The People's Convoy - Day 2 Brussels to Passau
Today was all about Paul.
It started with trying to find him - and we all had a go. But sleep deprivation had taken it's toll and he was having the sleep of the comatosed. Good catch up sleep.
First if was Mark who bravely ventured into the room. Realising that banging on the door was not going to do it, Mark found a willing 'chambermaid' to open the door and there he was. Paul was in the land of nod, with kit interestingly placed around the room. Not sure what happened the night before when he went to sleep whislt a gremlin entered the room and emptied the contents of his bag around the room. Those pesky gremlins.
Imagine the confused scene Mark - a 6ft 2 strapping young lad - stood in the room towering over the unsuspecting sleeping war reporter in all his vulnerablilty.
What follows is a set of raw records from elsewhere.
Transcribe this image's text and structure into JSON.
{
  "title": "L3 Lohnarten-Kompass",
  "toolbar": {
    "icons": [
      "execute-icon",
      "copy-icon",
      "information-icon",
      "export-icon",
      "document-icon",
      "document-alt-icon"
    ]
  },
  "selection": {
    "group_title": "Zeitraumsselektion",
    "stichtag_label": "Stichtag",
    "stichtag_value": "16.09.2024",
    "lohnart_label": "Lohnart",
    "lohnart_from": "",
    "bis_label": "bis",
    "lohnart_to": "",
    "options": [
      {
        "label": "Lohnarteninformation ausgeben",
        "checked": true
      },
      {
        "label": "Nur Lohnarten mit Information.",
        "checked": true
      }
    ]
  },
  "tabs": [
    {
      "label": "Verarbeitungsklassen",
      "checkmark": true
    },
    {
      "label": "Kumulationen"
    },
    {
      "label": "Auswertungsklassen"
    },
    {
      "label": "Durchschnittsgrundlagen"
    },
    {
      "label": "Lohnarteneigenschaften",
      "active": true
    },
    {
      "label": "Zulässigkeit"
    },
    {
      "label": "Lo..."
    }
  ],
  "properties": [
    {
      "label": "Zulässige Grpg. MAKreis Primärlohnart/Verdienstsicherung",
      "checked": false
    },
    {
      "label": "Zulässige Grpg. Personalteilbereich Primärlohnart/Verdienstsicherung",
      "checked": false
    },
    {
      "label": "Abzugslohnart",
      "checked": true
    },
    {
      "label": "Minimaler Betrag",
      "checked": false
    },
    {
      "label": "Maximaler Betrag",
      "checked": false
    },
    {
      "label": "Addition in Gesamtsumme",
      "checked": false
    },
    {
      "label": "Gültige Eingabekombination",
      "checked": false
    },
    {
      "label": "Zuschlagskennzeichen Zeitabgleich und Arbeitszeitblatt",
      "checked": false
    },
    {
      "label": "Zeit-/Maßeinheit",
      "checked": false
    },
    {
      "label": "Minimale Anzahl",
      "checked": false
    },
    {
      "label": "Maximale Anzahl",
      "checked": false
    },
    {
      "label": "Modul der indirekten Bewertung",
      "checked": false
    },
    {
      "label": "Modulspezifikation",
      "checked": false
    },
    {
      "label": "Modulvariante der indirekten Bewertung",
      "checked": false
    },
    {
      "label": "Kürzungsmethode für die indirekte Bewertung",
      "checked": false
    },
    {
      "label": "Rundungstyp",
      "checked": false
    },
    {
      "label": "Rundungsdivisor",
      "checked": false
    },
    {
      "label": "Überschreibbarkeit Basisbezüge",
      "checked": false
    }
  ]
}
Paul's repsonse to MArk trying to rouse him was - why is it still night? The whole solar system is screwed up.
Er no it's 8 am. The curtains were drawn and it was a dark pre-Christmas morn so no wonder he was so disorientated.
Mark returned to breakfast triumphant that he'd succssed in waking the giant.
We sat there and Rola arrived. Ken and myself were already working on a our third coffees. Our 8.30 am departure plan wasn't going to happen today. I was kind of secretly grateful. Thank you Paul - I was exhausted.
Rola decided it was time to act. She was less sublte - the door was getting a pounding. And please not it was a Sunday morning in the holiday period so Paul's neighbours had no chance of a lie in.
Eventually he awoke, with a painful leg and still in need of more sleep. But coffee was going to help and we would guide Paul to car. I found a way to make a bed in the car - a moment of triumph as it was a bit worrying to think about Paul sitting for long periods with a painful leg - sustained form the horrific injuries he got when he was last in Syria. That devastating attack that left his collegue and friend, Marie Colvin dead.
The rest of the day was uneventful - driving on a motorway, stopping at service stations and contemplating in our own worlds. But the story of Paul and him not knowing if it was night or day and the varying attempts to get him out of bed kept us jolly all the way to Passau.